This is probably the single most common question I get. Well, at 12:00 PM EST on February 20, 2014, I finally get to tell you because the USDA National Agricultural Statistics Service (NASS) will release the preliminary results from the 2012 Census of Agriculture. This preliminary report will contain the number of farms, land in farms, and select economic information for every state along with demographic information such as number of farmers by age group and the number of years they have been farming. NASS plans to release the complete 2012 Census of Agriculture report later in the spring of 2014. This report will have more detailed commodity, expenditure, and county level information. You can see the type of information that will be available by viewing the results of the 2007 Census of Agriculture at http://www.agcensus.usda.gov/Publications/index.php.
The Census of Agriculture is done every five years. NASS began collecting data from farmers across the country in late December 2012 when we mailed report forms to all known farmers and potential farmers in the United States. Using a combination of reminder cards, second mailings, phone and personal follow-ups, we continued to collect information into the late summer of 2013 when we reached our goal of receiving completed reports from over 80 percent of our original mailing list.

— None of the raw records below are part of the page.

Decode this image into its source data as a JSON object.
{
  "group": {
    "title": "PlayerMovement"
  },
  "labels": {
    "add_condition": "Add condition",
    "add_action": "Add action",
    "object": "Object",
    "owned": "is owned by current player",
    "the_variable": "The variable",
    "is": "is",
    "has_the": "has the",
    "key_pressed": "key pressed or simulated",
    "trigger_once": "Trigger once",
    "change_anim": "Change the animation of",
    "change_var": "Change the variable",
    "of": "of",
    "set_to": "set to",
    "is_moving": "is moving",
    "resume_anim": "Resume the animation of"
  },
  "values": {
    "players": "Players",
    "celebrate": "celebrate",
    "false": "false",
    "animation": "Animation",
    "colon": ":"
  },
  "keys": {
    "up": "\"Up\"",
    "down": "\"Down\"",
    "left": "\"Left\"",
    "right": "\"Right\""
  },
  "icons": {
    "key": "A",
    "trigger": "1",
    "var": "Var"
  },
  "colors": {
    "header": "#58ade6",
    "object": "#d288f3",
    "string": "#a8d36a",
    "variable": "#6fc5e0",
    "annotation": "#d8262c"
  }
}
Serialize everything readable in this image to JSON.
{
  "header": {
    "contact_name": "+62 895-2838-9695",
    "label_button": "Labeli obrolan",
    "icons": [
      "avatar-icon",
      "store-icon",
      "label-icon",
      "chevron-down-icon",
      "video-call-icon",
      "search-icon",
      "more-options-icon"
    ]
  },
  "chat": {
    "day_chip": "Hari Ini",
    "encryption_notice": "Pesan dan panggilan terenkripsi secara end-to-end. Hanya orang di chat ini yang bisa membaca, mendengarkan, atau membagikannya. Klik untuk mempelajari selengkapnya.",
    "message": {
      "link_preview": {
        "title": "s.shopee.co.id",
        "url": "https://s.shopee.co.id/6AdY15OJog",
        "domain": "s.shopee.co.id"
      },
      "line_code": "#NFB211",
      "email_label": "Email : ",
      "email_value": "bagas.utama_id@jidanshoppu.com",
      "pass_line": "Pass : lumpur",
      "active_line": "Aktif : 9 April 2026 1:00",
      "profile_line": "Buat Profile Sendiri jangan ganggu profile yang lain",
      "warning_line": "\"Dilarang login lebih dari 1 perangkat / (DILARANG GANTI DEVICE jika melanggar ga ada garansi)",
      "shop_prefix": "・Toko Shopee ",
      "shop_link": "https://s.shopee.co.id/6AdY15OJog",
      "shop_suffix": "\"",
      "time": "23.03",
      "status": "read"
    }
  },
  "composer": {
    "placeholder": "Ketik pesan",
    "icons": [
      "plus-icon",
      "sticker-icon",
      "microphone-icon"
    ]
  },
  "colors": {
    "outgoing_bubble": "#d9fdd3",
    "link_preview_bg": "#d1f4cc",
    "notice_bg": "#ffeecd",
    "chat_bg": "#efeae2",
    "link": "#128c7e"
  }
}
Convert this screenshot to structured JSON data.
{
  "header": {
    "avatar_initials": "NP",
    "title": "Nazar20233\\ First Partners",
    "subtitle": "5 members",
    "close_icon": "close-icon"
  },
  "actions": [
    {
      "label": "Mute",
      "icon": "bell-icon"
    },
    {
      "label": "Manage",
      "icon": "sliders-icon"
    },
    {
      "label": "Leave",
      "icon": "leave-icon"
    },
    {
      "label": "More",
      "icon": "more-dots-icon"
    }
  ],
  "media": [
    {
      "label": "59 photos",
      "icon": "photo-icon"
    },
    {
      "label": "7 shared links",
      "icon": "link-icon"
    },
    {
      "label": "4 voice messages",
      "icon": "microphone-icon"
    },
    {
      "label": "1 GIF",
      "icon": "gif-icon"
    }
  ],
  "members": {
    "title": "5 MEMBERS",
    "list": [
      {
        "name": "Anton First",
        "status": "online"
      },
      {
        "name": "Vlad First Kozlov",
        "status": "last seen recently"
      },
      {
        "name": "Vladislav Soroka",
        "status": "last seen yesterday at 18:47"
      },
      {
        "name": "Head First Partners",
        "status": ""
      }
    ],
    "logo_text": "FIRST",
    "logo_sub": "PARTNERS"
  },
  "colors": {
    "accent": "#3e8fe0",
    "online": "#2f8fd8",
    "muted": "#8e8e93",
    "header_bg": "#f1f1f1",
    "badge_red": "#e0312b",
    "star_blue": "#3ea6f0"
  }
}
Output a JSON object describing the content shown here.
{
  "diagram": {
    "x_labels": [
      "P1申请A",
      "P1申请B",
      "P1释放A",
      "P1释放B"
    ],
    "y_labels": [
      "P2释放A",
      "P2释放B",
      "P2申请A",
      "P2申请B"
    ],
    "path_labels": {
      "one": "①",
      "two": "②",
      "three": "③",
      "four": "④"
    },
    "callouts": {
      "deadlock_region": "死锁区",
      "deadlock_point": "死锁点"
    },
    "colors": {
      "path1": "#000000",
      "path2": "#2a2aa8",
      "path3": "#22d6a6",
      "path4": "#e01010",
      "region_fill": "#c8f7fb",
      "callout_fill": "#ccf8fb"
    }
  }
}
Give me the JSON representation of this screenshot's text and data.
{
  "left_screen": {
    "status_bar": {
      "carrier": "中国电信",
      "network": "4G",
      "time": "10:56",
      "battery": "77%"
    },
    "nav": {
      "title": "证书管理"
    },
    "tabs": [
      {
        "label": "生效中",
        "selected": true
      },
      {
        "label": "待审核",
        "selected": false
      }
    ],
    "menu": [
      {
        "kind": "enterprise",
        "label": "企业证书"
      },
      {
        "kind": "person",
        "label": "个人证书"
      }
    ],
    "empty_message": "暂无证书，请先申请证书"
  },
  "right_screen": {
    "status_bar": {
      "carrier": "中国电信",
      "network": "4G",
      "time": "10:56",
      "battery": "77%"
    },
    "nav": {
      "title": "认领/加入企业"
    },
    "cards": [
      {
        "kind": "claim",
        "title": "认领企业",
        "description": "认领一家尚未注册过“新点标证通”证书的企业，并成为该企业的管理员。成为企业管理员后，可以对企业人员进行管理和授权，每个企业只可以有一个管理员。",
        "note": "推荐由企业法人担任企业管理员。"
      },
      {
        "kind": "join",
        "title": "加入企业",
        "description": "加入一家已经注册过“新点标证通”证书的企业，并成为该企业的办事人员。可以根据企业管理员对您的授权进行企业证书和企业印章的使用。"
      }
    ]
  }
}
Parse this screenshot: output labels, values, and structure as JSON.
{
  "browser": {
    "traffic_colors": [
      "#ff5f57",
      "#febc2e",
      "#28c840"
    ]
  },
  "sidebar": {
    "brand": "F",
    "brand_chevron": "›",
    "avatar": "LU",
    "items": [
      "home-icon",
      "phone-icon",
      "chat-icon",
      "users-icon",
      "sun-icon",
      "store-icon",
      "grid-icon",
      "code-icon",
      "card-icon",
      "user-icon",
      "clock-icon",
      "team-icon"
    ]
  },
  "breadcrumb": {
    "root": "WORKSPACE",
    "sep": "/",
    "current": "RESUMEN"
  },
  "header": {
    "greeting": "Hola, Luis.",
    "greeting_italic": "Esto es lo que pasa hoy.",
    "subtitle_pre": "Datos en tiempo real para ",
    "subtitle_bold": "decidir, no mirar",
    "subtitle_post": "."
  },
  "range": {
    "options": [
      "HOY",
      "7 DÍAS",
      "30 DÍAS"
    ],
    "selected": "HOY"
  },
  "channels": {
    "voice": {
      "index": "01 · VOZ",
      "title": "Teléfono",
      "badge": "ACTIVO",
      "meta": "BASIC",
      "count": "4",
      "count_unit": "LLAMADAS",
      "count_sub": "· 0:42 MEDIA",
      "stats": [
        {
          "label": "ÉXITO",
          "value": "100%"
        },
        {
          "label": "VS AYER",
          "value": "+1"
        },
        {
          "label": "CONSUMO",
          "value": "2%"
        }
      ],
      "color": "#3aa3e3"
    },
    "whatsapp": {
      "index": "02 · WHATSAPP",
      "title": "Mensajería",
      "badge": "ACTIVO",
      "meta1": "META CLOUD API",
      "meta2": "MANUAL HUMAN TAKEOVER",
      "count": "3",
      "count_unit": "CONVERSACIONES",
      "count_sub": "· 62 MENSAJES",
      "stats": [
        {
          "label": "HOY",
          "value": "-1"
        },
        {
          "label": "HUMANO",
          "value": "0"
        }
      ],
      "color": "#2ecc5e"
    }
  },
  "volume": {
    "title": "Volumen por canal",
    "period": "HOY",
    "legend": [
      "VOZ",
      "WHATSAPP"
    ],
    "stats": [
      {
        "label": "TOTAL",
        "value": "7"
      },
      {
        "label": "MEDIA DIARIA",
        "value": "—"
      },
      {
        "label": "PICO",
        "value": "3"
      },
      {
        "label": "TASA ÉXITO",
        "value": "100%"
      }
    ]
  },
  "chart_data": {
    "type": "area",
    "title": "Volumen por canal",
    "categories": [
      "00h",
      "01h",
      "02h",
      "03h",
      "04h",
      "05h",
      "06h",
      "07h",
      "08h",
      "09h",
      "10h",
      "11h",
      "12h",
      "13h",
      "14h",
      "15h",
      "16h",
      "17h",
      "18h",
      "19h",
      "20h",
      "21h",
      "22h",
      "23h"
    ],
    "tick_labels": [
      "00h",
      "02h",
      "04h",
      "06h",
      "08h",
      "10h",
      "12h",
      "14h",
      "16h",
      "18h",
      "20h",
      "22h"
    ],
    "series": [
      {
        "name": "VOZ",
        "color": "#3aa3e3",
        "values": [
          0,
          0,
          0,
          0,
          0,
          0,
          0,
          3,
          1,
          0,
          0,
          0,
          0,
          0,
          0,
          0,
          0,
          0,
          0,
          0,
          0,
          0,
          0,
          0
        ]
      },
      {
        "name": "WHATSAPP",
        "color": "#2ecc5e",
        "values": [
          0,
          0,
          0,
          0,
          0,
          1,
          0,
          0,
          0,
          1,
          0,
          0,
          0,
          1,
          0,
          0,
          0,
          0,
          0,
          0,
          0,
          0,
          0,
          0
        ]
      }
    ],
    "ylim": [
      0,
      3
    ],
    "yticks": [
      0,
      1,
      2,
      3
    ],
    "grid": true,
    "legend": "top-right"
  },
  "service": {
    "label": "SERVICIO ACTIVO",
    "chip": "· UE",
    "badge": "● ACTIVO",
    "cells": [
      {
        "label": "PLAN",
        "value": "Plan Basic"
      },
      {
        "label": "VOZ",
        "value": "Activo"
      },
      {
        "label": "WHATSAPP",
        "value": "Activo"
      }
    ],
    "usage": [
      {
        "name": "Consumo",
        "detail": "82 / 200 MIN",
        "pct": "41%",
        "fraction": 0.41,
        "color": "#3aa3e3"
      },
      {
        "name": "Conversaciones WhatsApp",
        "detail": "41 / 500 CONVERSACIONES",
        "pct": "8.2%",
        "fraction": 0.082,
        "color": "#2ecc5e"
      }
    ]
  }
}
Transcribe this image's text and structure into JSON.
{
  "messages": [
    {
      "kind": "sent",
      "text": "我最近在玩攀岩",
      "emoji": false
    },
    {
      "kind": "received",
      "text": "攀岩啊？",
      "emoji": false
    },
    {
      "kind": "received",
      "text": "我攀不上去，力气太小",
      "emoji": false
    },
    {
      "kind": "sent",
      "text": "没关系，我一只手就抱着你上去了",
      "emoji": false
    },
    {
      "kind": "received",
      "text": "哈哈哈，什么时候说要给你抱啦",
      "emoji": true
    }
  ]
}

But what if you didn’t receive a 2012 Census of Agriculture report form? Won’t that skew the results? NASS knows that the original mailing list did not contain all farmers in the U.S. Small and beginning farmers are the hardest for us to identify so we also use a method that allows us to estimate for the number of farms not on the original list. The land area of the U.S. is known and well mapped. In early 2012 we randomly select units of land in each State. Then in early June, 2012 we identified all the farm operators within these units. We then matched the names of farm operators from these land units against the names in our census mailing list. Those not on this mailing list also received a 2012 Census of Agriculture report form. Since we know the probability of selection for each of the land units, we can use the information from these farms that were not on the census mailing list to account for all other farms that were also not on the census mailing list. This allows the results of the 2012 Census of Agriculture to account for all farms in 2012.
If you were farming in 2012 and didn’t receive a 2012 Census of Agriculture report form, or just started, please provide NASS your contact information at http://www.nass.usda.gov/Online_Response/Be_Counted/. All information provided to NASS is confidential by law (Title 7, U.S Code).
If you have any questions concerning the 2012 Census of Agriculture or need agricultural statistics, you can contact me at email@example.com. I’m looking forward to providing more information in future blogs.